The invention of radio detection and ranging--or radar--transformed the nature of modern warfare.
American high-technology weaponry ranging from the B-1 bomber to the Aegis cruiser is now so dependent on radar that without it, these weapons cannot perform their missions.
But radar is a double-edged sword, and increasingly the use of it endangers the very weapons that are dependent upon it. This issue--the extreme vulnerability of systems that radiate strong and distinctive signals--has been thoroughly understood by specialists since World War II, but largely overlooked by just about everyone else.
Radars emit powerful and very distinctive pulses of electromagnetic energy. There is a tremendous asymmetry between the distance at which a radar can detect a target and the distance at which a relatively simple "listening" apparatus can detect the radar.
For instance, a typical fighter aircraft radar might be designed to detect another fighter at a range of 50 miles. But a simple, receive-only system can detect and classify the radar at, li1952805473line-of-sight conditions prevail.
Radars also have distinctive "signatures." Relatively simple receiving equipment can classify the type of radar and hence, in general, the type of platform it is mounted on.
Further, if similar radars are to be operated in a formation of ships or aircraft, they must be tuned to different frequencies so as not to interfere with each other.
Thus, the receiving equipment can tell with some precision how many ships or aircraft there are, what type they are and where they are. One could make an argument that we have gone to considerable trouble and expense to give a potential adversary very useful information.
The most serious problem with operating radars full-time is that they are excellent targets for anti-radiation missiles, or ARMs. These missiles pick up radar signals and track them to the source in much the same way that heat-seeking missiles go to the heart of the flame.
The Soviets have been building ARMs (and apparently good ones) since the late 1950s. Indeed, their first air-to-surface (anti-ship) missile, the AS-1, was an ARM. Since that time, they have built several more models of anti-ship ARMs. Defense media in the West have reported that the new Soviet air-to-air missile, the AA-10, is an ARM.

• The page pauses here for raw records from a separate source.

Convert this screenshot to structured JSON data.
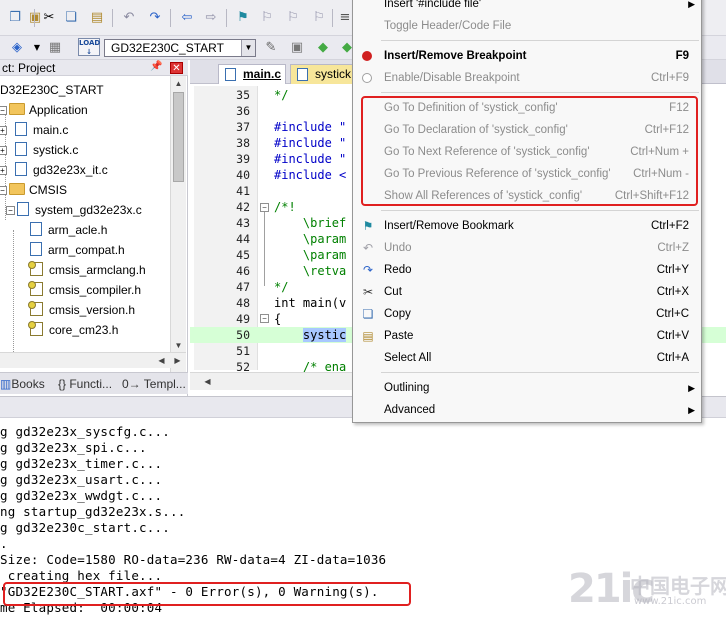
{
  "toolbar": {
    "target_name": "GD32E230C_START",
    "load_label": "LOAD"
  },
  "project_panel": {
    "header": "ct: Project",
    "items": [
      {
        "label": "D32E230C_START",
        "kind": "target"
      },
      {
        "label": "Application",
        "kind": "folder"
      },
      {
        "label": "main.c",
        "kind": "file"
      },
      {
        "label": "systick.c",
        "kind": "file"
      },
      {
        "label": "gd32e23x_it.c",
        "kind": "file"
      },
      {
        "label": "CMSIS",
        "kind": "folder"
      },
      {
        "label": "system_gd32e23x.c",
        "kind": "file"
      },
      {
        "label": "arm_acle.h",
        "kind": "header"
      },
      {
        "label": "arm_compat.h",
        "kind": "header"
      },
      {
        "label": "cmsis_armclang.h",
        "kind": "header"
      },
      {
        "label": "cmsis_compiler.h",
        "kind": "header"
      },
      {
        "label": "cmsis_version.h",
        "kind": "header"
      },
      {
        "label": "core_cm23.h",
        "kind": "header"
      }
    ],
    "tabs": [
      "Books",
      "{} Functi...",
      "0→ Templ..."
    ]
  },
  "editor": {
    "tabs": [
      {
        "label": "main.c",
        "active": true
      },
      {
        "label": "systick",
        "active": false
      }
    ],
    "lines": [
      {
        "num": "35",
        "text": "*/",
        "cls": "c-comment"
      },
      {
        "num": "36",
        "text": "",
        "cls": ""
      },
      {
        "num": "37",
        "text": "#include \"",
        "cls": "c-pre"
      },
      {
        "num": "38",
        "text": "#include \"",
        "cls": "c-pre"
      },
      {
        "num": "39",
        "text": "#include \"",
        "cls": "c-pre"
      },
      {
        "num": "40",
        "text": "#include <",
        "cls": "c-pre"
      },
      {
        "num": "41",
        "text": "",
        "cls": ""
      },
      {
        "num": "42",
        "text": "/*!",
        "cls": "c-comment"
      },
      {
        "num": "43",
        "text": "    \\brief",
        "cls": "c-comment"
      },
      {
        "num": "44",
        "text": "    \\param",
        "cls": "c-comment"
      },
      {
        "num": "45",
        "text": "    \\param",
        "cls": "c-comment"
      },
      {
        "num": "46",
        "text": "    \\retva",
        "cls": "c-comment"
      },
      {
        "num": "47",
        "text": "*/",
        "cls": "c-comment"
      },
      {
        "num": "48",
        "text": "int main(v",
        "cls": ""
      },
      {
        "num": "49",
        "text": "{",
        "cls": ""
      },
      {
        "num": "50",
        "text": "    systic",
        "cls": ""
      },
      {
        "num": "51",
        "text": "",
        "cls": ""
      },
      {
        "num": "52",
        "text": "    /* ena",
        "cls": "c-comment"
      }
    ]
  },
  "output": {
    "lines": [
      "g gd32e23x_syscfg.c...",
      "g gd32e23x_spi.c...",
      "g gd32e23x_timer.c...",
      "g gd32e23x_usart.c...",
      "g gd32e23x_wwdgt.c...",
      "ng startup_gd32e23x.s...",
      "g gd32e230c_start.c...",
      ".",
      "Size: Code=1580 RO-data=236 RW-data=4 ZI-data=1036",
      " creating hex file...",
      "\"GD32E230C_START.axf\" - 0 Error(s), 0 Warning(s).",
      "me Elapsed:  00:00:04"
    ],
    "result_prefix": ":"
  },
  "context_menu": {
    "items": [
      {
        "label": "Insert '#include file'",
        "shortcut": "",
        "disabled": false,
        "submenu": true,
        "icon": ""
      },
      {
        "label": "Toggle Header/Code File",
        "shortcut": "",
        "disabled": true,
        "submenu": false,
        "icon": ""
      },
      {
        "sep": true
      },
      {
        "label": "Insert/Remove Breakpoint",
        "shortcut": "F9",
        "disabled": false,
        "bold": true,
        "icon": "breakpoint-icon"
      },
      {
        "label": "Enable/Disable Breakpoint",
        "shortcut": "Ctrl+F9",
        "disabled": true,
        "icon": "breakpoint-disabled-icon"
      },
      {
        "sep": true
      },
      {
        "label": "Go To Definition of 'systick_config'",
        "shortcut": "F12",
        "disabled": true
      },
      {
        "label": "Go To Declaration of 'systick_config'",
        "shortcut": "Ctrl+F12",
        "disabled": true
      },
      {
        "label": "Go To Next Reference of 'systick_config'",
        "shortcut": "Ctrl+Num +",
        "disabled": true
      },
      {
        "label": "Go To Previous Reference of 'systick_config'",
        "shortcut": "Ctrl+Num -",
        "disabled": true
      },
      {
        "label": "Show All References of 'systick_config'",
        "shortcut": "Ctrl+Shift+F12",
        "disabled": true
      },
      {
        "sep": true
      },
      {
        "label": "Insert/Remove Bookmark",
        "shortcut": "Ctrl+F2",
        "disabled": false,
        "icon": "bookmark-flag-icon"
      },
      {
        "label": "Undo",
        "shortcut": "Ctrl+Z",
        "disabled": true,
        "icon": "undo-icon"
      },
      {
        "label": "Redo",
        "shortcut": "Ctrl+Y",
        "disabled": false,
        "icon": "redo-icon"
      },
      {
        "label": "Cut",
        "shortcut": "Ctrl+X",
        "disabled": false,
        "icon": "cut-icon"
      },
      {
        "label": "Copy",
        "shortcut": "Ctrl+C",
        "disabled": false,
        "icon": "copy-icon"
      },
      {
        "label": "Paste",
        "shortcut": "Ctrl+V",
        "disabled": false,
        "icon": "paste-icon"
      },
      {
        "label": "Select All",
        "shortcut": "Ctrl+A",
        "disabled": false
      },
      {
        "sep": true
      },
      {
        "label": "Outlining",
        "shortcut": "",
        "disabled": false,
        "submenu": true
      },
      {
        "label": "Advanced",
        "shortcut": "",
        "disabled": false,
        "submenu": true
      }
    ]
  },
  "watermark": {
    "big": "21ic",
    "cn": "中国电子网",
    "url": "www.21ic.com"
  },
  "colors": {
    "annotation_red": "#e02020",
    "breakpoint_red": "#d02020",
    "selection_blue": "#a8c8ff",
    "current_line_green": "#d6ffd6"
  }
}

But the United States has not been particularly successful in developing and manufacturing its own anti-radiation missiles. The Navy-developed Shrike was purchased in large quantities in the 1960s. Because of some unfortunate design decisions it was, practically speaking, a failure. The Air Force and Navy are now buying the high-speed anti-radiation missile, or HARM. I believe that the HARM will also be a failure for the same reason--reliance on faulty technology.
The United States spends billions each year to acquire electronic counter-measure equipment, or "jammers," while the Soviets over the last 20 years have been busily converting their air-defense systems to electro-optical guidance. These systems are essentially very sensitive televisions. Thus, there is no electronic signal for us to jam, or to warn our pilots that their aircraft are under attack.
In bad weather, when electro-optical equipment cannot be used for detecting attacking aircraft, the Soviets can use surface-to-air ARMs instead. That's because the attacking aircraft would be using radar in order to carry out a bombing mission.
Therefore, to the extent that the United States is spending money to install jamming equipment--which emits powerful signals--in its aircraft, it is making them more, rather than less, vulnerable.
A major reason that our fighter aircraft are large, require a great deal of maintenance and cost upwards of $40 million each is that they are designed around expensive and troublesome radar fire-control systems.
In the presence of air-to-air and surface-to-air ARMs, these radars could not be operated without suffering unacceptable losses. This conclusion applies to both fighter radars and radars used for bombing.
A reasonable question to ask might be, "If we have known for 30 years that a simple ARM could make these complex and expensive systems unusable, might it not have been better to buy larger numbers of smaller, simpler and much cheaper aircraft?"
The media are now reporting that the defense avionics (read "jammers" again) on the B-1B will not be ready for two years or so. This is actually good news, because the jammers make the aircraft more vulnerable. Les Aspin, the chairman of the House Armed Services Committee, has said the B-1B's defensive electronics system serves as a beacon illuminating the B-1B as a target.
The B-1B also carries a terrain-following radar, the transmissions of which can be detected at long range. It would also be an excellent target for an air-to-air or surface-to-air ARM.